Taiwan internship both a
return home and a step
into the unknown

Falina Tsai describes learning more about her place of birth and gaining new skills and friends while on an Asia New Zealand Foundation internship at the Taiwan USA Industrial Cooperation Promotion Office (TUSA) in Taipei.

I decided I wanted to do something different during my last summer as a student. I was contemplating on whether I wanted to do a big O.E or gain some work experience, and was fortunate enough to find and get accepted to do an Asia New Zealand Foundation internship in Taiwan – where I was able to do both!

Falina: "Prior to my internship, I thought work life in Taiwan would be really strict and formal, but my time at TUSA definitely changed my perspective."

Although I was born in Taiwan, I grew up in New Zealand - having only visited Taiwan every few years. Therefore, my knowledge of my home country was limited and, being a management student, I was extremely curious to see what the work life would be like.

The workplace environment

On my first day of work at TUSA my supervisor and two other group leaders sat me down for a brief talk, where they introduced themselves and welcomed me to the team.
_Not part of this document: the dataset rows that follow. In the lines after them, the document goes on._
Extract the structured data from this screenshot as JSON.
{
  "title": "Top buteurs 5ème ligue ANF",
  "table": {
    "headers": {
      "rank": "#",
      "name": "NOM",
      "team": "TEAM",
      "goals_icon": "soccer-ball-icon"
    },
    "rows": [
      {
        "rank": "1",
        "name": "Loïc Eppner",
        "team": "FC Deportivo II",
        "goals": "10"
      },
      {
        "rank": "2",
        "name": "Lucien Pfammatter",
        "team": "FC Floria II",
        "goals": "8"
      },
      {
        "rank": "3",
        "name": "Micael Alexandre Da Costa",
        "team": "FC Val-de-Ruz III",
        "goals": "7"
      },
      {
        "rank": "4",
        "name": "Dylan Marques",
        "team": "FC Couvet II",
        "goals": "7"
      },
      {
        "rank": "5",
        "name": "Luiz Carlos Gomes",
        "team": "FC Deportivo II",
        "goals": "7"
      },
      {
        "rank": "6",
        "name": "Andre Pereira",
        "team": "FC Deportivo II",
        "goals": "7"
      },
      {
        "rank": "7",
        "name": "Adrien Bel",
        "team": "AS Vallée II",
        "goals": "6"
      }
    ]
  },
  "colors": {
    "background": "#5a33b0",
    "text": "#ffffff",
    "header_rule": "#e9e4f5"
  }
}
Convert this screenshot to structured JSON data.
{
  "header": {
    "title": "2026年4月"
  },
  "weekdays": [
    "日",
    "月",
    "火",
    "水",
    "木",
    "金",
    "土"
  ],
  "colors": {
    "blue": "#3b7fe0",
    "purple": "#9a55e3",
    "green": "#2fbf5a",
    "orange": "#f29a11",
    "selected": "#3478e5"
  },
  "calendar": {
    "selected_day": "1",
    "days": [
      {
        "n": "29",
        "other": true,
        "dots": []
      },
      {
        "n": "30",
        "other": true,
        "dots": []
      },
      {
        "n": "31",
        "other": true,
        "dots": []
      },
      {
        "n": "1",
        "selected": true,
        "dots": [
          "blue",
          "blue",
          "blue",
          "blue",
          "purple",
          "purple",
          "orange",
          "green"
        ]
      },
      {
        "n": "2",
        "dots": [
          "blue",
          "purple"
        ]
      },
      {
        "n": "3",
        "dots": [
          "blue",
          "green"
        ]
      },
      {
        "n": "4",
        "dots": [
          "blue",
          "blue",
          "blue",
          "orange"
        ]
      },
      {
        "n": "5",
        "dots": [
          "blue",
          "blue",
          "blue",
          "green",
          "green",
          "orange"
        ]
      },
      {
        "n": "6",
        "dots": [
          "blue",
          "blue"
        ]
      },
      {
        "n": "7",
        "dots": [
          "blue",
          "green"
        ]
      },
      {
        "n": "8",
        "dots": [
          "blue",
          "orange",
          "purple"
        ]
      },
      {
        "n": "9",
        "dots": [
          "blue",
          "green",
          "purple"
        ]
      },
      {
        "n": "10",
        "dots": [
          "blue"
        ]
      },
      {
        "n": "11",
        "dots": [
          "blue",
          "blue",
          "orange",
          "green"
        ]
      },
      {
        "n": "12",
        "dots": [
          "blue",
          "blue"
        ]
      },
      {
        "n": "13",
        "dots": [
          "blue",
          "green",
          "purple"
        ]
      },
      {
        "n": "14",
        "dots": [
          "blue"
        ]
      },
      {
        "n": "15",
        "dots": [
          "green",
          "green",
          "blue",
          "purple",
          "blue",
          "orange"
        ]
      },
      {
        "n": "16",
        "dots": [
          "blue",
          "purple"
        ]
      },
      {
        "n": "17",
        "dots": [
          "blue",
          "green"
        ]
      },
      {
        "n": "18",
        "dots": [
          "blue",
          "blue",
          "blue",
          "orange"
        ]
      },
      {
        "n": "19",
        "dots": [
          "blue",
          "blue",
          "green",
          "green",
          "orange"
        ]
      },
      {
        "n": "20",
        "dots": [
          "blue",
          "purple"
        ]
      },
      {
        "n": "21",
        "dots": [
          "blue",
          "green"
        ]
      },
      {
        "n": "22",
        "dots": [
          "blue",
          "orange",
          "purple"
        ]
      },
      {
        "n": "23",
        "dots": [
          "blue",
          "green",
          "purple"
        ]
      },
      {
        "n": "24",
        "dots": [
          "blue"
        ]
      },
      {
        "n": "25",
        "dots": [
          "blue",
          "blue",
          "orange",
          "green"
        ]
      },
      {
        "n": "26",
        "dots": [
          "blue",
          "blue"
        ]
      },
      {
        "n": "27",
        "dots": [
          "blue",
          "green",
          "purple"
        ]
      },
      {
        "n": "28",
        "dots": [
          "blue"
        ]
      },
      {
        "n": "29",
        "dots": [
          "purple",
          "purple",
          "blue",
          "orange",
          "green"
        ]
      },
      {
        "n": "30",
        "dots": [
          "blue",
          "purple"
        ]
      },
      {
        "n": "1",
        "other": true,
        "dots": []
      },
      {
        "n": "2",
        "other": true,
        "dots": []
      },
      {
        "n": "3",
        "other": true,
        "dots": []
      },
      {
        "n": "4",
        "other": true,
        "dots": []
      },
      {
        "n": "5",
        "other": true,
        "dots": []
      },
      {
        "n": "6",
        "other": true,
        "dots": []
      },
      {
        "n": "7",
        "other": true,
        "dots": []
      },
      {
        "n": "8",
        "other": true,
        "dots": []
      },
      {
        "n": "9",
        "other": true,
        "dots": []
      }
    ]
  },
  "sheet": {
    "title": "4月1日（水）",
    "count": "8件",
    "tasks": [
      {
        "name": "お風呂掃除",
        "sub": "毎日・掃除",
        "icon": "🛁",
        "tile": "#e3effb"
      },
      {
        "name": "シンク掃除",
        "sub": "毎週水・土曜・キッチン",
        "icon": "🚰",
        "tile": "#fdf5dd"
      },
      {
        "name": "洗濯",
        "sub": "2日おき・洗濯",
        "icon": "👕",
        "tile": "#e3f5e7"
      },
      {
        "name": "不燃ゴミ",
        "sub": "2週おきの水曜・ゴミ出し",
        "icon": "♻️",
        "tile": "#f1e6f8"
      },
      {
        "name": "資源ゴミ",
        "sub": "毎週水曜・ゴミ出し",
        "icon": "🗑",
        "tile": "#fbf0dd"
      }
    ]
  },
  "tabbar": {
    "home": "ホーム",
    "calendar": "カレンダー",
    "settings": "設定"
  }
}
They asked me about what I wanted to learn from the internship and provided me with the tasks and assignments that I would be doing during my time there. This was great as I was able to voice what I hoped to learn, as well as prepare myself for what was expected of me.

The work I did was very diverse - ranging from researching, helping organise events, meeting with clients, and managing the company website, which make for great learning experiences for any commerce student. I also got to immerse myself in many formal meetings, discussions, presentations, as well as participate in events and conferences that were held by TUSA. 

Prior to my internship, I thought work life in Taiwan would be really strict and formal, but my time at TUSA definitely changed my perspective. The people at TUSA were really welcoming - organising a lunch for me at a local restaurant in the first week was a really nice way to be introduced to the team. My colleagues soon became more like a family than workmates.

Falina says the work environment at TUSA " felt more like a family than workmates."

One of my most memorable experiences was participating in a formal meeting with Taiwan's Minister of Economic Affairs, as well as other Taiwanese government officials. It was interesting to see how formal-meetings ran and sitting in on these discussions was a real eye opener. I was surprised I got to experience them, being a little intern from New Zealand.

What was also different was attending off-site meetings, where we would go out to a planned location to explore and learn about the place. During tea-breaks we would invite a co-worker to present and share a topic they wanted. I thought this was a great way to bond with co-workers and further develop my knowledge of Taiwan’s history and culture.

Exploring Taiwan with fellow interns

Apart from the work itself, exploring Taiwan was another one of my highlights. What made it more convenient was how late the shops open till – even after work there was always time to go to a night market and do some more exploring.

I was also fortunate enough to be able to explore with the other Asia New Zealand Foundation interns that were in Taiwan at the time. We travelled to many cities and explored plenty of tourist attractions, such as visiting the Chiang Kai-Shek Memorial Hall, where we learned a lot about the history of Taiwan.

Exploring Taiwan with fellow Asia New Zealand Foundation interns was a highlight of Falina's time in Taiwan

The three months I spent in Taiwan helped me learn and grow as a person. I got to experience and develop new skills at work, improve my Chinese, learn more about the culture and heritage, as well become more independent.

It was a life-changing experience that I will never forget and I would strongly recommend this internship to anyone.

Falina has a Bachelor of Management Studies majoring in accounting and human resource management at the University of Waikato. Tsai is a treasurer at Waikato University’s Amnesty International group. She works with her parents on their orchid farm near Hamilton helping them to manage the business. Tsai will intern with Taiwan USA Industrial Cooperation Promotion Office (TUSA) in Taipei.